[Task to complete]
Copy out each line of the material below with no changes.

Provided data Block Start

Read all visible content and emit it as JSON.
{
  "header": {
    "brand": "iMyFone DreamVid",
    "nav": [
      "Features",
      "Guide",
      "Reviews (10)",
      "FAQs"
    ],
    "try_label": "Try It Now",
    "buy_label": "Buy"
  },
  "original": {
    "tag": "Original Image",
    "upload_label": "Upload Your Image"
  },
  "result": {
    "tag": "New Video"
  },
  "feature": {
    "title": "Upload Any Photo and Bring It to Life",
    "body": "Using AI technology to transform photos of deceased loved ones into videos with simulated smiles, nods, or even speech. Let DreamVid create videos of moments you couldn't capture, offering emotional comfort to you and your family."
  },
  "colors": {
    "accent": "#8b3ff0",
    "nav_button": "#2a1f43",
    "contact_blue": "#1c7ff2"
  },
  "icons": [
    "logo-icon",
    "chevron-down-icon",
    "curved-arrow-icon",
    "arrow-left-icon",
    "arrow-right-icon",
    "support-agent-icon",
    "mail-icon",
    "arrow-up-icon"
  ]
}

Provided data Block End

[Solution]
Read all visible content and emit it as JSON.
{
  "header": {
    "brand": "iMyFone DreamVid",
    "nav": [
      "Features",
      "Guide",
      "Reviews (10)",
      "FAQs"
    ],
    "try_label": "Try It Now",
    "buy_label": "Buy"
  },
  "original": {
    "tag": "Original Image",
    "upload_label": "Upload Your Image"
  },
  "result": {
    "tag": "New Video"
  },
  "feature": {
    "title": "Upload Any Photo and Bring It to Life",
    "body": "Using AI technology to transform photos of deceased loved ones into videos with simulated smiles, nods, or even speech. Let DreamVid create videos of moments you couldn't capture, offering emotional comfort to you and your family."
  },
  "colors": {
    "accent": "#8b3ff0",
    "nav_button": "#2a1f43",
    "contact_blue": "#1c7ff2"
  },
  "icons": [
    "logo-icon",
    "chevron-down-icon",
    "curved-arrow-icon",
    "arrow-left-icon",
    "arrow-right-icon",
    "support-agent-icon",
    "mail-icon",
    "arrow-up-icon"
  ]
}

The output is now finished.